Hilliard students who opt for an online education should consider the McVey Innovative Learning Center, which also provides some of the benefits traditional students enjoy, according to Superintendent John Marschhausen.
"Our students go to digital schools because they want a 100-percent digital experience.

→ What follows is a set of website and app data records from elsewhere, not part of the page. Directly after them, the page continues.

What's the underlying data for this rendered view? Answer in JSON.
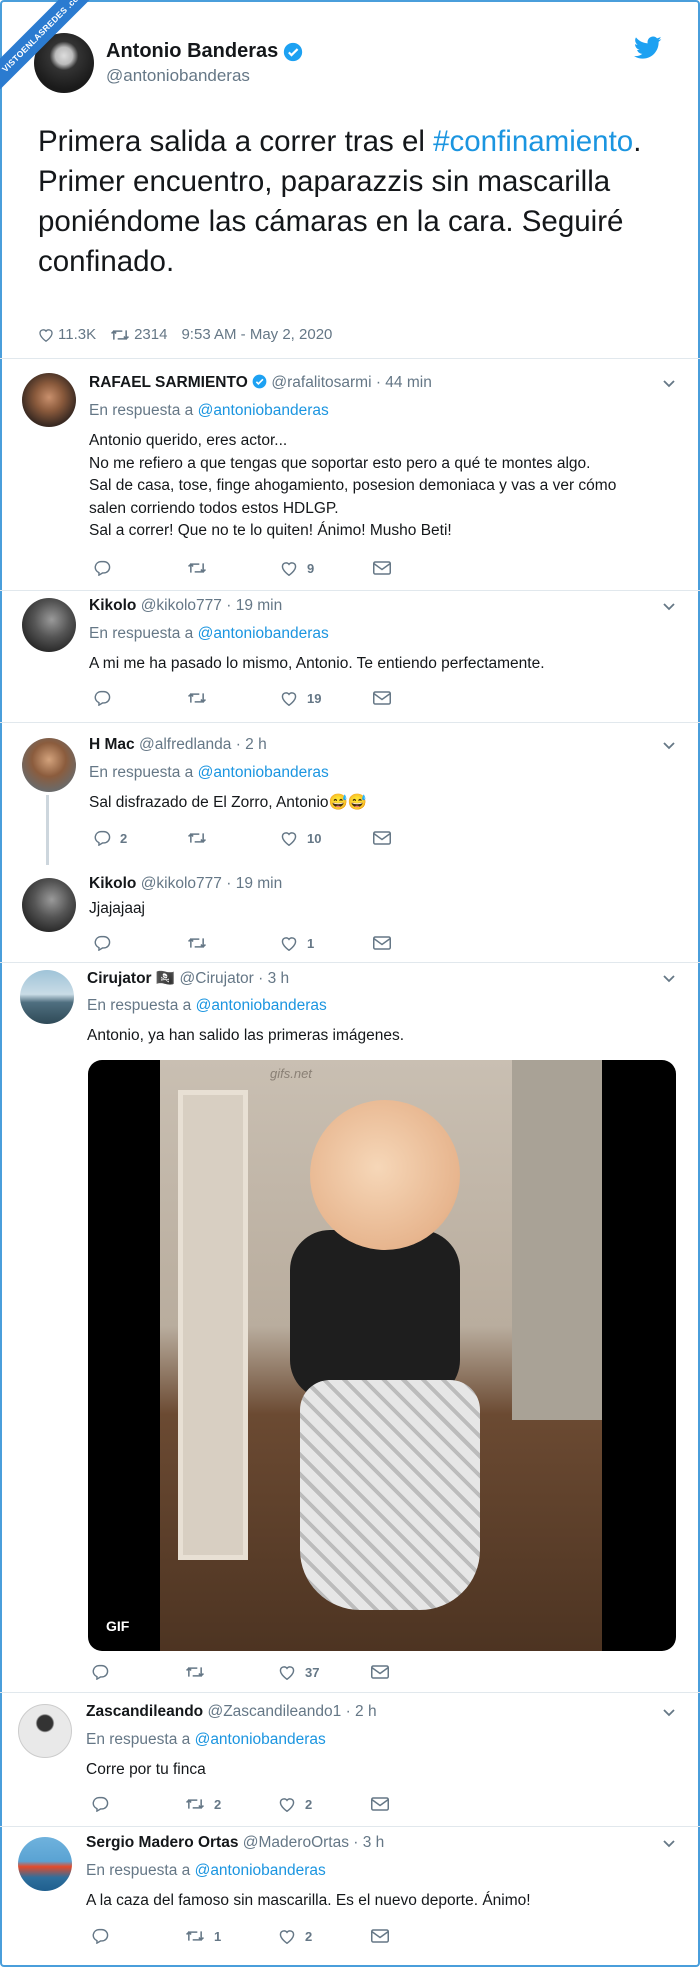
{
  "badge": "VISTOENLASREDES .com",
  "main": {
    "name": "Antonio Banderas",
    "handle": "@antoniobanderas",
    "text_before": "Primera salida a correr tras el",
    "hashtag": "#confinamiento",
    "text_after": ". Primer encuentro, paparazzis sin mascarilla poniéndome las cámaras en la cara. Seguiré confinado.",
    "likes": "11.3K",
    "retweets": "2314",
    "timestamp": "9:53 AM - May 2, 2020"
  },
  "reply_prefix": "En respuesta a",
  "reply_target": "@antoniobanderas",
  "replies": [
    {
      "name": "RAFAEL SARMIENTO",
      "handle": "@rafalitosarmi",
      "time": "· 44 min",
      "lines": [
        "Antonio querido, eres actor...",
        "No me refiero a que tengas que soportar esto pero a qué te montes algo.",
        "Sal de casa, tose, finge ahogamiento, posesion demoniaca y vas a ver cómo",
        "salen corriendo todos estos HDLGP.",
        "Sal a correr! Que no te lo quiten! Ánimo! Musho Beti!"
      ],
      "replies": "",
      "retweets": "",
      "likes": "9"
    },
    {
      "name": "Kikolo",
      "handle": "@kikolo777",
      "time": "· 19 min",
      "lines": [
        "A mi me ha pasado lo mismo, Antonio. Te entiendo perfectamente."
      ],
      "replies": "",
      "retweets": "",
      "likes": "19"
    },
    {
      "name": "H Mac",
      "handle": "@alfredlanda",
      "time": "· 2 h",
      "lines": [
        "Sal disfrazado de El Zorro, Antonio😅😅"
      ],
      "replies": "2",
      "retweets": "",
      "likes": "10"
    },
    {
      "name": "Kikolo",
      "handle": "@kikolo777",
      "time": "· 19 min",
      "lines": [
        "Jjajajaaj"
      ],
      "replies": "",
      "retweets": "",
      "likes": "1"
    },
    {
      "name": "Cirujator 🏴‍☠️",
      "handle": "@Cirujator",
      "time": "· 3 h",
      "lines": [
        "Antonio, ya han salido las primeras imágenes."
      ],
      "media": {
        "badge": "GIF",
        "watermark": "gifs.net"
      },
      "replies": "",
      "retweets": "",
      "likes": "37"
    },
    {
      "name": "Zascandileando",
      "handle": "@Zascandileando1",
      "time": "· 2 h",
      "lines": [
        "Corre por tu finca"
      ],
      "replies": "",
      "retweets": "2",
      "likes": "2"
    },
    {
      "name": "Sergio Madero Ortas",
      "handle": "@MaderoOrtas",
      "time": "· 3 h",
      "lines": [
        "A la caza del famoso sin mascarilla. Es el nuevo deporte. Ánimo!"
      ],
      "replies": "",
      "retweets": "1",
      "likes": "2"
    }
  ],
  "colors": {
    "accent": "#1b95e0",
    "muted": "#657786",
    "text": "#14171a",
    "frame": "#4a9edb"
  }
}
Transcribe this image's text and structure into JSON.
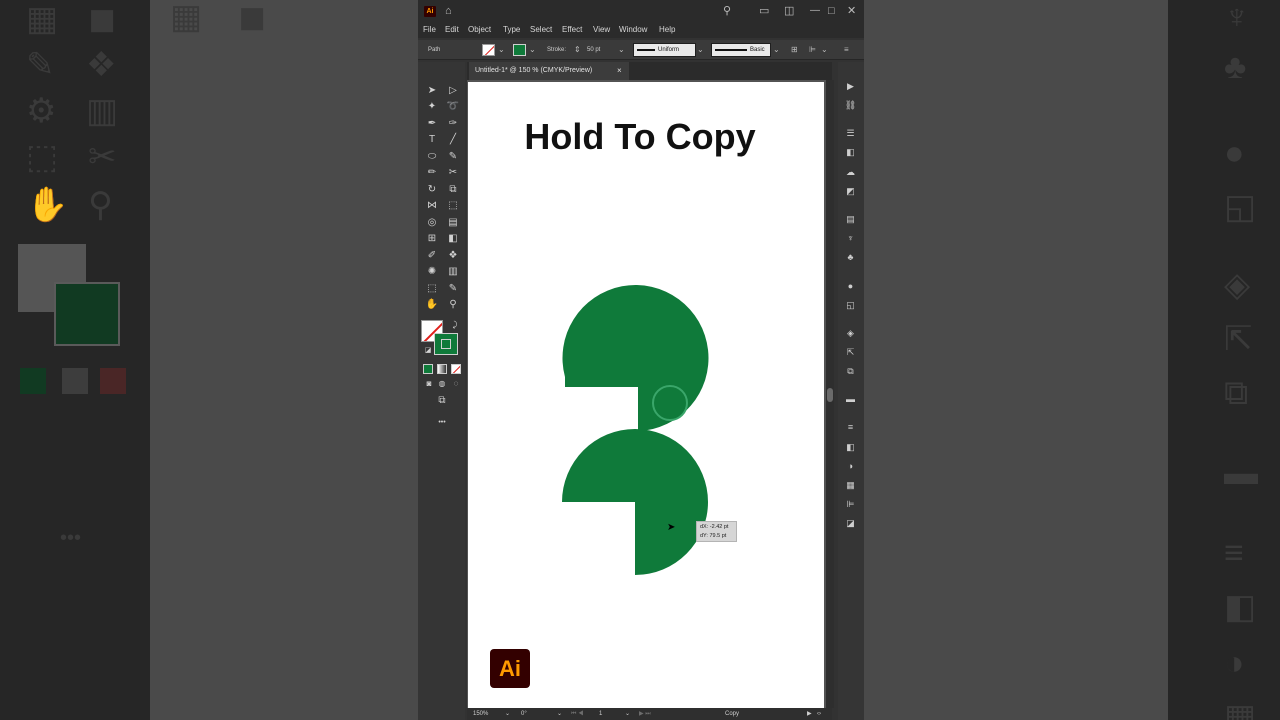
{
  "app": {
    "badge": "Ai",
    "menus": [
      "File",
      "Edit",
      "Object",
      "Type",
      "Select",
      "Effect",
      "View",
      "Window",
      "Help"
    ],
    "window_controls": {
      "minimize": "—",
      "maximize": "□",
      "close": "✕"
    }
  },
  "control_bar": {
    "selection_label": "Path",
    "stroke_label": "Stroke:",
    "stroke_value": "50 pt",
    "profile_label": "Uniform",
    "brush_label": "Basic"
  },
  "document": {
    "tab_title": "Untitled-1* @ 150 % (CMYK/Preview)",
    "tab_close": "×"
  },
  "artboard": {
    "headline": "Hold To Copy",
    "shape_color": "#0f7a3a",
    "tooltip": {
      "dx": "dX: -2.42 pt",
      "dy": "dY: 79.5 pt"
    },
    "logo": "Ai"
  },
  "status_bar": {
    "zoom": "150%",
    "rotation": "0°",
    "artboard_number": "1",
    "status": "Copy"
  },
  "colors": {
    "fill": "none",
    "stroke": "#0f7a3a",
    "brand_logo_bg": "#330000",
    "brand_logo_fg": "#ff9a00"
  },
  "toolbar": {
    "more_tools": "•••"
  }
}
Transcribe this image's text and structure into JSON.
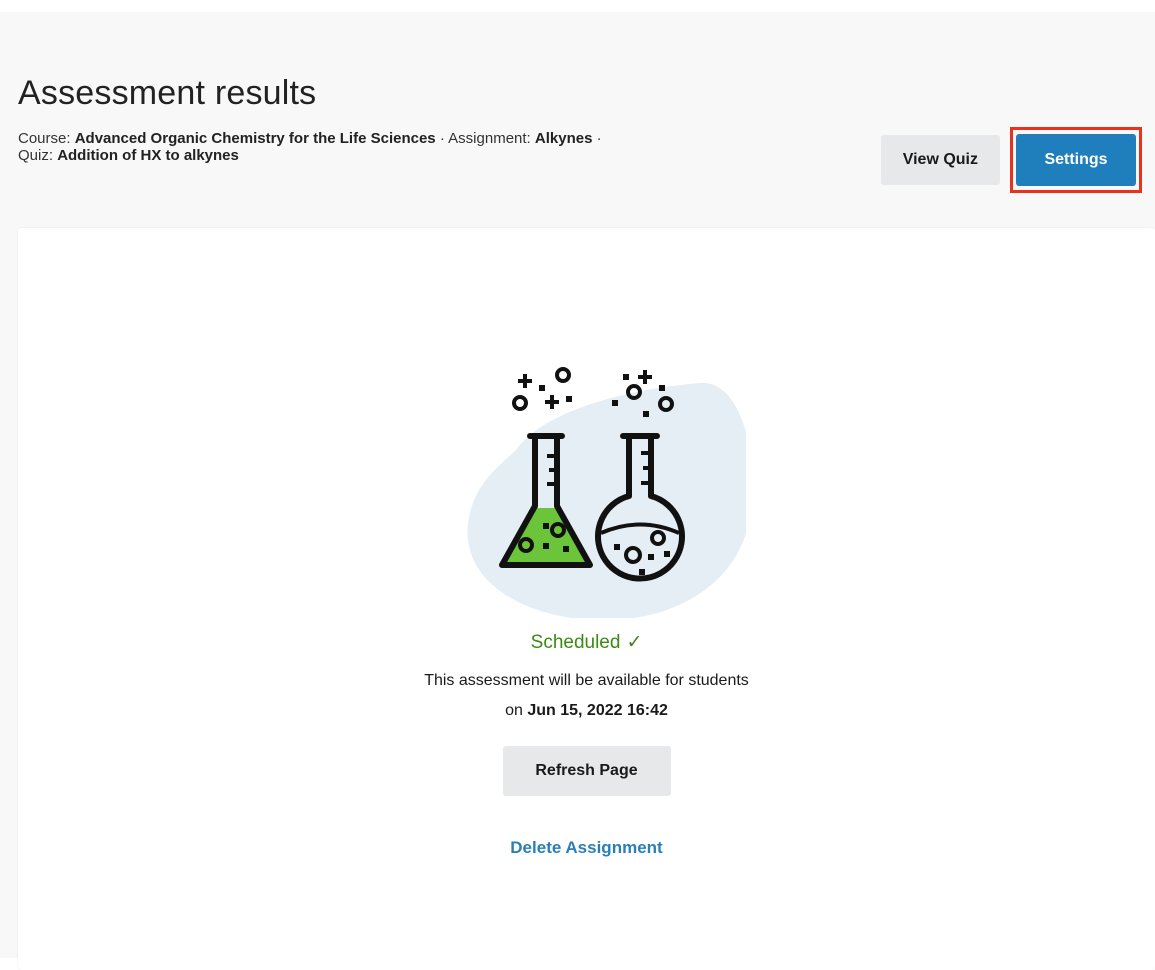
{
  "header": {
    "title": "Assessment results",
    "breadcrumb": {
      "course_label": "Course:",
      "course_value": "Advanced Organic Chemistry for the Life Sciences",
      "separator": "·",
      "assignment_label": "Assignment:",
      "assignment_value": "Alkynes",
      "quiz_label": "Quiz:",
      "quiz_value": "Addition of HX to alkynes"
    },
    "view_quiz_label": "View Quiz",
    "settings_label": "Settings"
  },
  "main": {
    "illustration_icon": "chemistry-flasks-icon",
    "status_label": "Scheduled",
    "status_icon": "check-icon",
    "status_color": "#3c8a14",
    "availability_text": "This assessment will be available for students",
    "availability_prefix": "on",
    "availability_date": "Jun 15, 2022 16:42",
    "refresh_label": "Refresh Page",
    "delete_label": "Delete Assignment"
  },
  "colors": {
    "primary": "#1f7fbd",
    "highlight": "#e8321e",
    "liquid": "#6cc43a",
    "blob": "#e4eef4",
    "link": "#2a7fb5"
  }
}
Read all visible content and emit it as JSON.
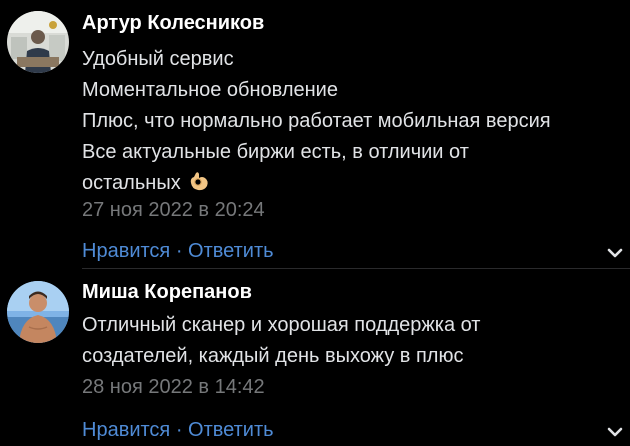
{
  "comments": [
    {
      "author": "Артур Колесников",
      "lines": [
        "Удобный сервис",
        "Моментальное обновление",
        "Плюс, что нормально работает мобильная версия",
        "Все актуальные биржи есть, в отличии от",
        "остальных"
      ],
      "emoji": "ok-hand-icon",
      "date": "27 ноя 2022 в 20:24",
      "like_label": "Нравится",
      "separator": " · ",
      "reply_label": "Ответить"
    },
    {
      "author": "Миша Корепанов",
      "lines": [
        "Отличный сканер и хорошая поддержка от",
        "создателей, каждый день выхожу в плюс"
      ],
      "date": "28 ноя 2022 в 14:42",
      "like_label": "Нравится",
      "separator": " · ",
      "reply_label": "Ответить"
    }
  ],
  "colors": {
    "background": "#000000",
    "text": "#e1e3e6",
    "author": "#ffffff",
    "date": "#76787a",
    "link": "#4f8bd6"
  }
}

We can give that to them now that we have the (learning center)," Marschhausen said. "We can do what (other virtual schools) do and I think we can do it better."
The McVey Innovative Learning Center opened its doors in August and district officials plan to expand its course offerings next school year.
It is open until 7 p.m. four nights a week and also on Sunday afternoons to assist students with any questions or tutorials to augment online sessions, Marschhausen said.
"Our students enrolled in online classes also have the opportunity to participate in band, choir or the marching band, and at the end of the day, they can walk across the stage and receive a Hilliard City Schools diploma," he said.
Brent Wise, director of innovation and extended learning for Hilliard City Schools, said the learning center provides seven online classes this year, but the course offerings will increase greatly next year.
"We will have 60 online courses available next year," Wise said.
He said the classes also would be made available to seventh-grade students next year.
This school year, 302 of the approximately 15,800 students who live in the district enrolled in an online or virtual school, said Amanda Morris, a spokeswoman for Hilliard City Schools.
When a student chooses to enroll in such a school, the per-pupil state funding the child's public district would have received is redirected to the student's school of choice.
In the case of Hilliard, for the current school year, that amount is almost $6,000 for each of the 302 students who live in the Hilliard school district but attend a virtual school, Morris said.
Marschhausen and Wise said an initiative will be started this spring to promote the benefits of the McVey Innovative Learning Center.
"When we look at what the future holds, our goal is to be able to educate every child who lives in our school district," Marschhausen said.